--- Records to use ---
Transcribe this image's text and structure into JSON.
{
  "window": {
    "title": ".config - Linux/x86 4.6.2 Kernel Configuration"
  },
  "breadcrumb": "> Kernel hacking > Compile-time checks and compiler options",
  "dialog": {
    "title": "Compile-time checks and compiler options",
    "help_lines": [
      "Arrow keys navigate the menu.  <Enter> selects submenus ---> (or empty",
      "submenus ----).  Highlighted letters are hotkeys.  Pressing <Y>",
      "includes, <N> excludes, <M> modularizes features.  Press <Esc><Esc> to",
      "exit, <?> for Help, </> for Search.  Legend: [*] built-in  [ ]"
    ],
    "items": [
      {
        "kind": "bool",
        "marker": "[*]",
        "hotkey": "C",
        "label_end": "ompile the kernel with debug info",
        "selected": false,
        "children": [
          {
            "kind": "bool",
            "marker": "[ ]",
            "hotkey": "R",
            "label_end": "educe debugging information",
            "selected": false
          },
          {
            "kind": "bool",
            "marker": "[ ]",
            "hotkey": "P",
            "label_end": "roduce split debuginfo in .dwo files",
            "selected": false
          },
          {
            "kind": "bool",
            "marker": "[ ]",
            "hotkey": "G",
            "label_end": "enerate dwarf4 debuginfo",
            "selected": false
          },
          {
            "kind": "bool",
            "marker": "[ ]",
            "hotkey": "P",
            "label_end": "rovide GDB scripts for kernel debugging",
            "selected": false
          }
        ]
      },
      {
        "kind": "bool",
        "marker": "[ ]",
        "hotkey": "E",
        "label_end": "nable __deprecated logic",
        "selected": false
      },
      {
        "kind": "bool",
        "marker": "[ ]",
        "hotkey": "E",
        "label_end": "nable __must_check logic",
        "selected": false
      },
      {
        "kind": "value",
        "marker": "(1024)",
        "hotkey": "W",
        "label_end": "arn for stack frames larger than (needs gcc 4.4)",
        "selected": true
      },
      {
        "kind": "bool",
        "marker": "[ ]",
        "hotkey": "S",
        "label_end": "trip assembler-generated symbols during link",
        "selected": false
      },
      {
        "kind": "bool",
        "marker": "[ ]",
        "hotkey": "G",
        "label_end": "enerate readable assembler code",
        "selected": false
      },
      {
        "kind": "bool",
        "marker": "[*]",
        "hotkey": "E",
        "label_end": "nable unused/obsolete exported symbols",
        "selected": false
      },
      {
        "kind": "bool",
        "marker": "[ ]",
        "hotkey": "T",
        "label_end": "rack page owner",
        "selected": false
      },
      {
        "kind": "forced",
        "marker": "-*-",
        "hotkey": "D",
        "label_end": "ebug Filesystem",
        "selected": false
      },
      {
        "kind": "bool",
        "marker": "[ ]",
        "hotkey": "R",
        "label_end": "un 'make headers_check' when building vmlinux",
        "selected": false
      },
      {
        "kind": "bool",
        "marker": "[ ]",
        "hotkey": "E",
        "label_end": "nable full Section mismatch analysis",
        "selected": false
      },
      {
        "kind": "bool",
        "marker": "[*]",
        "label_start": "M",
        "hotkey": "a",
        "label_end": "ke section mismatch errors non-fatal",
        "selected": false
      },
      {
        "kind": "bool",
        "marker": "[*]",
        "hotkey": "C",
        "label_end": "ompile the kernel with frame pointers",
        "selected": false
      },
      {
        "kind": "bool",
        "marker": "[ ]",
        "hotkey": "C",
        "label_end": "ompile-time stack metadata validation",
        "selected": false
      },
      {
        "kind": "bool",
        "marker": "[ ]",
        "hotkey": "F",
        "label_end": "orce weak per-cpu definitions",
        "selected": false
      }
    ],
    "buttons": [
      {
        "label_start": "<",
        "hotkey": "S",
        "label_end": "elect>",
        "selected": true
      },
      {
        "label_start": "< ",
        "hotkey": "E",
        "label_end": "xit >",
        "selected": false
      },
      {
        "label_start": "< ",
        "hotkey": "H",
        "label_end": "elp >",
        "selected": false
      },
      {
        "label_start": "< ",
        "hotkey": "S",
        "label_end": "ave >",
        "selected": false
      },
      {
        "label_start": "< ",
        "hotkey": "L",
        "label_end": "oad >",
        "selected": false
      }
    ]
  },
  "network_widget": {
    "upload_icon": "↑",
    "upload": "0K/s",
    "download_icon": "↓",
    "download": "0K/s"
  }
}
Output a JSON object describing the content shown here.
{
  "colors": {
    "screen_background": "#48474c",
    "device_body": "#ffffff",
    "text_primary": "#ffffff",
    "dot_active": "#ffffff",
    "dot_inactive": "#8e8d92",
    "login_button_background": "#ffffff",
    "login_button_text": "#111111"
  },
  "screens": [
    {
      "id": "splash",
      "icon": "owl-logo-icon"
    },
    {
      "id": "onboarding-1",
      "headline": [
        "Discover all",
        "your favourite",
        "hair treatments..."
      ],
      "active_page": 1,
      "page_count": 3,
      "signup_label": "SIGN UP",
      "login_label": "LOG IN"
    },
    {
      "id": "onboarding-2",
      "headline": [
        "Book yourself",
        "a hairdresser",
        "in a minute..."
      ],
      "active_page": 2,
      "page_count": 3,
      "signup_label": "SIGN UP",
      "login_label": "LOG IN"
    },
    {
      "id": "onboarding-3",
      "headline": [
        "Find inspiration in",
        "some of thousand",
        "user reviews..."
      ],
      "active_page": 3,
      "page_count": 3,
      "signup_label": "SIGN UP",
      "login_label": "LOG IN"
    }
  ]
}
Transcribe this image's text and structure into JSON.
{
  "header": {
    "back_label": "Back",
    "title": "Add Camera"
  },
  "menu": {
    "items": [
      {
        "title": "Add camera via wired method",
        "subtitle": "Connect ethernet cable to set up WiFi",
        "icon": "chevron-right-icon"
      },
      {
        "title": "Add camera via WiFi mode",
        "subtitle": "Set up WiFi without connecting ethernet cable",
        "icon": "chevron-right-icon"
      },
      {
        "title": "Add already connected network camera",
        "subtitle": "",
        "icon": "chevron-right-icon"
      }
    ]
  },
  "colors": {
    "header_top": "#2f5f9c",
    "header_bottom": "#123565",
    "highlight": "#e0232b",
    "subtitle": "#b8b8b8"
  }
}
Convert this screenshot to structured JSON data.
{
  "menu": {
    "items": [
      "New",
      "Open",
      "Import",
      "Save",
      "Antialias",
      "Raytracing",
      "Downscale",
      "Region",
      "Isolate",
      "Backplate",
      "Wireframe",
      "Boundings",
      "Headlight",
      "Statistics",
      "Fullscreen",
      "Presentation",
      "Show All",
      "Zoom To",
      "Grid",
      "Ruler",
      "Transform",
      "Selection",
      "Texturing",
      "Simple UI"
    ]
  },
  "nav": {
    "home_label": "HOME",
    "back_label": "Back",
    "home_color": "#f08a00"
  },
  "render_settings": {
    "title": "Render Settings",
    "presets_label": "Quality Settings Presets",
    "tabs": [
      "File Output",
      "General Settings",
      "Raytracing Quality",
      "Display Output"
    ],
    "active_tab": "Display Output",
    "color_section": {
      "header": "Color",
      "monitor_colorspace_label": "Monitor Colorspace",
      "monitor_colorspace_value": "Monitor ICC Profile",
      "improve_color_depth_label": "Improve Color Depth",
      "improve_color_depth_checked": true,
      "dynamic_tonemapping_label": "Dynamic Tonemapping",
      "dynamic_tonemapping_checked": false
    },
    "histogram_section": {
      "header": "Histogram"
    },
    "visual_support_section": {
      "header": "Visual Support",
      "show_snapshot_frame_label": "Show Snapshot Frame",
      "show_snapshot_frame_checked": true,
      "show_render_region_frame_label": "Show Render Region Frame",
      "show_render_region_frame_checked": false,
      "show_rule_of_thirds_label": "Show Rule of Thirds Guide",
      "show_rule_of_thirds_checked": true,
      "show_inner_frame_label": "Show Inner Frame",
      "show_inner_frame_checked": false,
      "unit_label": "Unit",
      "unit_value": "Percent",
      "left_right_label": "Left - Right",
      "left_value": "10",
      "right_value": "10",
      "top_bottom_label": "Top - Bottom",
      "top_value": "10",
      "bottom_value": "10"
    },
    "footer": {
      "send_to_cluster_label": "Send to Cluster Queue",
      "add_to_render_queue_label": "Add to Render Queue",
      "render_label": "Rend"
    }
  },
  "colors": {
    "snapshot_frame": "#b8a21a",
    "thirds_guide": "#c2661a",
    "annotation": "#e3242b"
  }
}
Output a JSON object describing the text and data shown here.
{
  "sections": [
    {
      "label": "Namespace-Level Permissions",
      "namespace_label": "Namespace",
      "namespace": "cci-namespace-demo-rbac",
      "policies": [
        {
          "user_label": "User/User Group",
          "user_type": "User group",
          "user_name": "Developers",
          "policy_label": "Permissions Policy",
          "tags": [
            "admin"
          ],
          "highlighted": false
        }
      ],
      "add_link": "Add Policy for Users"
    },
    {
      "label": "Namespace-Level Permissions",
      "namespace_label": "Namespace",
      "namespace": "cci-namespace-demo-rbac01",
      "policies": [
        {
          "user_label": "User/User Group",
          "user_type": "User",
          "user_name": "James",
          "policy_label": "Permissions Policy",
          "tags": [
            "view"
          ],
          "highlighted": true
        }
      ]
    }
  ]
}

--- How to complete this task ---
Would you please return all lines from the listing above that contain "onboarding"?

--- Answer ---
      "id": "onboarding-1",
      "id": "onboarding-2",
      "id": "onboarding-3",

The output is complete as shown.